Every line of the data that contains the string "from" must be copied.

Web page and app entries:
#####

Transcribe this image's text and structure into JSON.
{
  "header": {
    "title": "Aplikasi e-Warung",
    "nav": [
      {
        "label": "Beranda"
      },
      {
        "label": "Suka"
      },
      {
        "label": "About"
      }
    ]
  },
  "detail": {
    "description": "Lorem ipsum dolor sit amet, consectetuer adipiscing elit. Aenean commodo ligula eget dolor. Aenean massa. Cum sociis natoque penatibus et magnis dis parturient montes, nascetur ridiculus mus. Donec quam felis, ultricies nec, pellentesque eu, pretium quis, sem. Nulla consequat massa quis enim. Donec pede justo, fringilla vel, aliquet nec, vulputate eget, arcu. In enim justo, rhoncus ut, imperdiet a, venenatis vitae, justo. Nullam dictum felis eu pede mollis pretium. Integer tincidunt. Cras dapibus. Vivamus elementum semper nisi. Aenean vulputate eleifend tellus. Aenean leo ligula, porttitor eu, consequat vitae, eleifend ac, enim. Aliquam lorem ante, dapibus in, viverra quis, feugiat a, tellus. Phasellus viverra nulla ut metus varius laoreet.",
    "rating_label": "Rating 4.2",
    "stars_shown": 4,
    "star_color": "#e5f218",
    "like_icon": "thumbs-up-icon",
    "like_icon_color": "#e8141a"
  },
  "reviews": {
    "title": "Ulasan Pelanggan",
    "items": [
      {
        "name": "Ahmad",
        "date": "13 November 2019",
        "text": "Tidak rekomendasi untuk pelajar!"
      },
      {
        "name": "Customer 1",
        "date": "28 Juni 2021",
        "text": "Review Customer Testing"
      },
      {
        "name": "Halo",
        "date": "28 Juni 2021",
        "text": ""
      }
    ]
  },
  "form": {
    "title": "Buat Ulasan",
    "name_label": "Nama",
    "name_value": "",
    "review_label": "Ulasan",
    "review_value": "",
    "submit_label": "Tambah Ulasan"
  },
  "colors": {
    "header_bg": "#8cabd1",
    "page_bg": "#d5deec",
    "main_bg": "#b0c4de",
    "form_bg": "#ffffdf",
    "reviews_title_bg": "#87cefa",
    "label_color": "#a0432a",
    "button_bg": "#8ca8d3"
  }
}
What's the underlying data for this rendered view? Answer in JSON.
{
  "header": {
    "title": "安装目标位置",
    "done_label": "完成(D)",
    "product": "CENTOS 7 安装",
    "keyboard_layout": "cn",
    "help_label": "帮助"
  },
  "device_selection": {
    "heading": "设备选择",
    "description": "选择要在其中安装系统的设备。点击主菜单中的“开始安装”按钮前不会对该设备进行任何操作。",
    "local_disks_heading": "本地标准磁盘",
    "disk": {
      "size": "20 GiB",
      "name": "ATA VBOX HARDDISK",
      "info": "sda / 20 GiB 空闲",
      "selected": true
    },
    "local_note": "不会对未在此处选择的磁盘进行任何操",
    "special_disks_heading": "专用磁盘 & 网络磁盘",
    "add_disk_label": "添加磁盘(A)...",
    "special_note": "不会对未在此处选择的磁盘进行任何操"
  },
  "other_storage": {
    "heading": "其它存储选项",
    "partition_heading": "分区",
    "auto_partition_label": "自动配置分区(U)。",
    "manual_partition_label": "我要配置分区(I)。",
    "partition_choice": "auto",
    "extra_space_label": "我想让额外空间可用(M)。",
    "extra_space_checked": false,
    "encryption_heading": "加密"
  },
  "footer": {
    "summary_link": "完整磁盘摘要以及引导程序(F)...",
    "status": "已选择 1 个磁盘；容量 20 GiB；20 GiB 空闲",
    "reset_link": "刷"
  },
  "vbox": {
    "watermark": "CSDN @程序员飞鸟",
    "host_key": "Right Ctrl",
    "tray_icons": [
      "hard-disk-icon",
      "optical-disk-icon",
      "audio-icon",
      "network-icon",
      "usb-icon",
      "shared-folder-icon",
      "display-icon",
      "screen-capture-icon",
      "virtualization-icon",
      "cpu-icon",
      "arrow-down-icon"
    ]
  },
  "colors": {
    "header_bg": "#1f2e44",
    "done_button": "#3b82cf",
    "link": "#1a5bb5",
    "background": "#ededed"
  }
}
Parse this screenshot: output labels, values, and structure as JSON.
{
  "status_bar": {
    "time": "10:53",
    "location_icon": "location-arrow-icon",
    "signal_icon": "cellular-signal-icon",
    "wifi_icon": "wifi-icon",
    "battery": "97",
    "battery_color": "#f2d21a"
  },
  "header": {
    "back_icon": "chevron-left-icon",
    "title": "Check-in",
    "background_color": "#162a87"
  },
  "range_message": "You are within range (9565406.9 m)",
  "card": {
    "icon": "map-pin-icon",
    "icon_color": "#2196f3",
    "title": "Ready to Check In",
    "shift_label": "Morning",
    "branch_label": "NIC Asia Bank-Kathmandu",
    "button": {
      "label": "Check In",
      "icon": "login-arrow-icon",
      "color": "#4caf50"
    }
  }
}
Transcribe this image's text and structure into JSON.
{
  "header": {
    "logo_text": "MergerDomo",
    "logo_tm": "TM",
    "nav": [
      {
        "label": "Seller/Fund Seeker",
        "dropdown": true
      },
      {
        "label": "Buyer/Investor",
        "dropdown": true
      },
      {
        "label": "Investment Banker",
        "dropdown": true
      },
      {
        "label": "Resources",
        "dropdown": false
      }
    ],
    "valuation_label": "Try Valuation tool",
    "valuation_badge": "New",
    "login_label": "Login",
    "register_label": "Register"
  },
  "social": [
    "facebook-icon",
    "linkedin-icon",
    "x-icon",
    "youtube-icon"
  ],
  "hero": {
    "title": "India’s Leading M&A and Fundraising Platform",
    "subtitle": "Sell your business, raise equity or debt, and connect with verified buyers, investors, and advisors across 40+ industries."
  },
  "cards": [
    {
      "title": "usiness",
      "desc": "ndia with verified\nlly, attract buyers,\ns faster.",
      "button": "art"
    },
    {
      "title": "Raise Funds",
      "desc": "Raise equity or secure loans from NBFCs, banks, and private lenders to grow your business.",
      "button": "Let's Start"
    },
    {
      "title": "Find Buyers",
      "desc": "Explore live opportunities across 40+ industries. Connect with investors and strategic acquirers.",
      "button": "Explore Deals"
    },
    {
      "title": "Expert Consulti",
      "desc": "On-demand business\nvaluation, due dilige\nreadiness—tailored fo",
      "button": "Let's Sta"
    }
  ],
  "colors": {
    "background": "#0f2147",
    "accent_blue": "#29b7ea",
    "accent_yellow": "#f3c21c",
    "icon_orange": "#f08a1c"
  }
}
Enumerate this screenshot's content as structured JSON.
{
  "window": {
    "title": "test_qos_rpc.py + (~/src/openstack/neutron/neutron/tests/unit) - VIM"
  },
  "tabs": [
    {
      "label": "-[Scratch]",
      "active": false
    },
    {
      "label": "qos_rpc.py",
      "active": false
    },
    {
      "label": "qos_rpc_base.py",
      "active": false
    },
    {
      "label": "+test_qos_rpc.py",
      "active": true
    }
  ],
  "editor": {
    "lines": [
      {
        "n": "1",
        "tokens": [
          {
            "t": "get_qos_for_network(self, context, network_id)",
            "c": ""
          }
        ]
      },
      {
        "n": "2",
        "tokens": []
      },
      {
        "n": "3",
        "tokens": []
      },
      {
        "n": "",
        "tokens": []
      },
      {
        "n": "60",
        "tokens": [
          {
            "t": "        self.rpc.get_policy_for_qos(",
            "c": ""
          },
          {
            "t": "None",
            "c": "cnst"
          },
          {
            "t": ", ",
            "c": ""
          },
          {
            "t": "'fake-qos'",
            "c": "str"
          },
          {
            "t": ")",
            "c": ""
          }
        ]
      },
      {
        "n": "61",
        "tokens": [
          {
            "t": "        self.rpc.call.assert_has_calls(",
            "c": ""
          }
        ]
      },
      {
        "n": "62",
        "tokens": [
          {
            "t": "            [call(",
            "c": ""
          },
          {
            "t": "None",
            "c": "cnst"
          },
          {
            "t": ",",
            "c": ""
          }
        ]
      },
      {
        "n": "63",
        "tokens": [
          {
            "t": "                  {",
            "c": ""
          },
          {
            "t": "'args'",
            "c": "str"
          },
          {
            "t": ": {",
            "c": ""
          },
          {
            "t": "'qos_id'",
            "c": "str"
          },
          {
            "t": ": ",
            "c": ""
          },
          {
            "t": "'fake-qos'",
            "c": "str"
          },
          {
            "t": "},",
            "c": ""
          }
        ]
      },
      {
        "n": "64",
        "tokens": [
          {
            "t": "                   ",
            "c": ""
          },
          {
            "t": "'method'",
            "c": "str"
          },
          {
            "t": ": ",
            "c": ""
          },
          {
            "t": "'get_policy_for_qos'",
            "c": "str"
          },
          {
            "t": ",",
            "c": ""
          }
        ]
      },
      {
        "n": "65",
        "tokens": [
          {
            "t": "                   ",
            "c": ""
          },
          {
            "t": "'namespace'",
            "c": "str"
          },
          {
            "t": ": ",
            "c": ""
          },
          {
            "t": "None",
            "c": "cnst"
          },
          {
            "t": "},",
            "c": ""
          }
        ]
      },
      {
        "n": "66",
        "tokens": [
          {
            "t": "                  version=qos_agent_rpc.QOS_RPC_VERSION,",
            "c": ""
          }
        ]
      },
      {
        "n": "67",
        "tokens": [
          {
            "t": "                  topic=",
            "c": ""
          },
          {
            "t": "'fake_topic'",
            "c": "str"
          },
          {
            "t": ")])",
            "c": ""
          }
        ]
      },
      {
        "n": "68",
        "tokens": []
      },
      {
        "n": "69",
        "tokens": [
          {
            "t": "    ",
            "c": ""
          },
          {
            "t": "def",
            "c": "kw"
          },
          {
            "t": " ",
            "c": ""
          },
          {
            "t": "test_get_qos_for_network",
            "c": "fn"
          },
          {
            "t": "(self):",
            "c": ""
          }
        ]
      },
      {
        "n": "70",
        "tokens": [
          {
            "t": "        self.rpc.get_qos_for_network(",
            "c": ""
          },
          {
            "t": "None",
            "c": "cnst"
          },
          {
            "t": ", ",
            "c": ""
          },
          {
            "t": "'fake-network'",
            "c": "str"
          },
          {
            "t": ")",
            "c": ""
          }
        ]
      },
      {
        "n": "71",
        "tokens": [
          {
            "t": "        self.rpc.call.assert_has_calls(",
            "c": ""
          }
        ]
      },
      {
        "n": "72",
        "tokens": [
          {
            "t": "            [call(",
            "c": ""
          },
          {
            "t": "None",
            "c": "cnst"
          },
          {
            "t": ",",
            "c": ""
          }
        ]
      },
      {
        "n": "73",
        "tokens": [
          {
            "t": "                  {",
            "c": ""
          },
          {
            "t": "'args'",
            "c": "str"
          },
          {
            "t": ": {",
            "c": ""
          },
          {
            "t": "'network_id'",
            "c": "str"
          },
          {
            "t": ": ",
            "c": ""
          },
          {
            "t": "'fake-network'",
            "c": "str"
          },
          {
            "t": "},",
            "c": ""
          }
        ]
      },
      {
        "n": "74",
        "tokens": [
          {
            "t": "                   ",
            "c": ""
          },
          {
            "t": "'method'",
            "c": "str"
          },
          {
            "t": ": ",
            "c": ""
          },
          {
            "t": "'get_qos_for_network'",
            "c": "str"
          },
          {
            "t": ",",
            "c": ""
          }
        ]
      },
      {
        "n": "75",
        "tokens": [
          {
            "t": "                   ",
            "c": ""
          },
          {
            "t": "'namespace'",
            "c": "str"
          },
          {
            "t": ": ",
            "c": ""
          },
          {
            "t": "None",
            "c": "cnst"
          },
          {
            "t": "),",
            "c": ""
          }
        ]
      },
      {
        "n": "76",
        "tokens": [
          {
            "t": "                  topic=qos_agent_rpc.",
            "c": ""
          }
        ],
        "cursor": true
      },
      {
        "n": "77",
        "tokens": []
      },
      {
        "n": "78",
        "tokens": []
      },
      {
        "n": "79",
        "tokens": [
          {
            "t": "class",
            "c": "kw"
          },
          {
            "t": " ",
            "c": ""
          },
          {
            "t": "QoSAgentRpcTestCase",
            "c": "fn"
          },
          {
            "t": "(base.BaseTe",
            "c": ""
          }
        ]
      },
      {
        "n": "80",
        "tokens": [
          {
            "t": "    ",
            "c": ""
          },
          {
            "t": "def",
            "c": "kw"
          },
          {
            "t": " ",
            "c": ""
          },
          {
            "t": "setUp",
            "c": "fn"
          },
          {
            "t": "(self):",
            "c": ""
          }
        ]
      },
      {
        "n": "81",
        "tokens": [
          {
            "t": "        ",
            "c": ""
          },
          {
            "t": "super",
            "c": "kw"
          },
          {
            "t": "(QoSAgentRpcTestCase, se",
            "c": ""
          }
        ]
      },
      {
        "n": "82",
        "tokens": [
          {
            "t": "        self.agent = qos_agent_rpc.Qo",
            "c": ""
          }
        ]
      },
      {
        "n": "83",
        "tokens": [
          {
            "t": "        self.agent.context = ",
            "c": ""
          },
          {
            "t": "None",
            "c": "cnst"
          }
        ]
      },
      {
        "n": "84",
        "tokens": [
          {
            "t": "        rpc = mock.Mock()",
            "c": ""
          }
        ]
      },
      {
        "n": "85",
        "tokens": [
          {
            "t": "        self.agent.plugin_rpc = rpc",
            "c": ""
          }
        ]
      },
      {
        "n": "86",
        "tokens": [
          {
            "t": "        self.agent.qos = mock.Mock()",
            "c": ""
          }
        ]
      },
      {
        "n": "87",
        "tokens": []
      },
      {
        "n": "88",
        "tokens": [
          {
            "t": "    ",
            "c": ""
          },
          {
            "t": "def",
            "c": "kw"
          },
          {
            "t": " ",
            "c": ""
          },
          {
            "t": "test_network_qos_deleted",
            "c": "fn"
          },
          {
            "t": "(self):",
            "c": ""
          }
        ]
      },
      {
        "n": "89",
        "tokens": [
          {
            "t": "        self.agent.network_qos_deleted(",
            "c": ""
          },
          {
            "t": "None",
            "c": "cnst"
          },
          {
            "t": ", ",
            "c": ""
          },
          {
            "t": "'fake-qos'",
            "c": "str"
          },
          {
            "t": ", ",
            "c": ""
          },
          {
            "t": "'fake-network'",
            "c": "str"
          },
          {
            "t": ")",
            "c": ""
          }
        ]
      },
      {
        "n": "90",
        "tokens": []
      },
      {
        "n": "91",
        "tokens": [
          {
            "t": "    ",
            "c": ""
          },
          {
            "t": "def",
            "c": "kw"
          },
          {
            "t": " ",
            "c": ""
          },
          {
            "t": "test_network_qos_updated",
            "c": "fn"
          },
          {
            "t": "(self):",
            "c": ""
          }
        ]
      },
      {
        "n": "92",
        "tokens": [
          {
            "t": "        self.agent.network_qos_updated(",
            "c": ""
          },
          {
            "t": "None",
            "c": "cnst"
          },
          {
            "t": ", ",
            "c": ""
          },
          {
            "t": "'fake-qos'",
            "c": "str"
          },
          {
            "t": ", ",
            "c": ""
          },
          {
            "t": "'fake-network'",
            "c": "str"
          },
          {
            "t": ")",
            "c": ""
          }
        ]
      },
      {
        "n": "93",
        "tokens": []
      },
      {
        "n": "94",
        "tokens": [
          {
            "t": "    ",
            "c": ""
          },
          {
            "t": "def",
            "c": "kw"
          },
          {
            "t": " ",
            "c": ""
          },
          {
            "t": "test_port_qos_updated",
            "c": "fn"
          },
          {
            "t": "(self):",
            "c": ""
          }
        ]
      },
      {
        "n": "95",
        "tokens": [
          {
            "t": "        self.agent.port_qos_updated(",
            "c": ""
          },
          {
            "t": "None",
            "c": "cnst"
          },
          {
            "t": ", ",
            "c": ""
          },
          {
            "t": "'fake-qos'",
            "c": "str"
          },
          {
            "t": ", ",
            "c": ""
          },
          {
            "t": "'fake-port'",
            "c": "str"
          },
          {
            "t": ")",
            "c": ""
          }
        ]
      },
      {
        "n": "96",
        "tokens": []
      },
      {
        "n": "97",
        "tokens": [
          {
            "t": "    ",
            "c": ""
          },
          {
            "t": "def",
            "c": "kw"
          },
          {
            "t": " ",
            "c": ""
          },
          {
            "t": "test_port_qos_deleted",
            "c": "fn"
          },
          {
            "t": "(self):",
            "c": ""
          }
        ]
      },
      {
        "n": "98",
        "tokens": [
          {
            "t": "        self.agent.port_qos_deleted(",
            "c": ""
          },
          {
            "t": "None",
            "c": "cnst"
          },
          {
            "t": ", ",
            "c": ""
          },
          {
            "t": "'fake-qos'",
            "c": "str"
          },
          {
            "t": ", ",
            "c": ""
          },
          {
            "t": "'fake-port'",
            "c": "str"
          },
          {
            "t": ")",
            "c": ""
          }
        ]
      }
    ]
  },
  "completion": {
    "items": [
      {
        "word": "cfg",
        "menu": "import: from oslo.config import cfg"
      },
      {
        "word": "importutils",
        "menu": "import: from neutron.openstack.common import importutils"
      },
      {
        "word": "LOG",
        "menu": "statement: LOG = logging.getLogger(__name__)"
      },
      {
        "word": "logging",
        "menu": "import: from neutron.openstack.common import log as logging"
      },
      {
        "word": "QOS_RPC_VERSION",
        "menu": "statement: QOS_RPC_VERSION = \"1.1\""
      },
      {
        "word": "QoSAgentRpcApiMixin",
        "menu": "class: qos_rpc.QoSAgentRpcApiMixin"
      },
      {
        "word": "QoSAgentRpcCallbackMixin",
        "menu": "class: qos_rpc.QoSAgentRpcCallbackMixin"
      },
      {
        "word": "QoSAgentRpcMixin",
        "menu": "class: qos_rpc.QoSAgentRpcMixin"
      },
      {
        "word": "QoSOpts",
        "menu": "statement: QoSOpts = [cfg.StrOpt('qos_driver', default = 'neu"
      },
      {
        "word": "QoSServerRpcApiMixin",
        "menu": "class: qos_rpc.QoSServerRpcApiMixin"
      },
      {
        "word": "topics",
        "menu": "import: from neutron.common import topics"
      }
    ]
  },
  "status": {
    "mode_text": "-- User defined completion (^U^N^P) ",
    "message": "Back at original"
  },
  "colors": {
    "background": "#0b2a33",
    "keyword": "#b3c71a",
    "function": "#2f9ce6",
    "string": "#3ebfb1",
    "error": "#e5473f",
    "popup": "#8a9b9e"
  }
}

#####

EXPECTED OUTPUT:
      "desc": "Raise equity or secure loans from NBFCs, banks, and private lenders to grow your business.",
        "menu": "import: from oslo.config import cfg"
        "menu": "import: from neutron.openstack.common import importutils"
        "menu": "import: from neutron.openstack.common import log as logging"
        "menu": "import: from neutron.common import topics"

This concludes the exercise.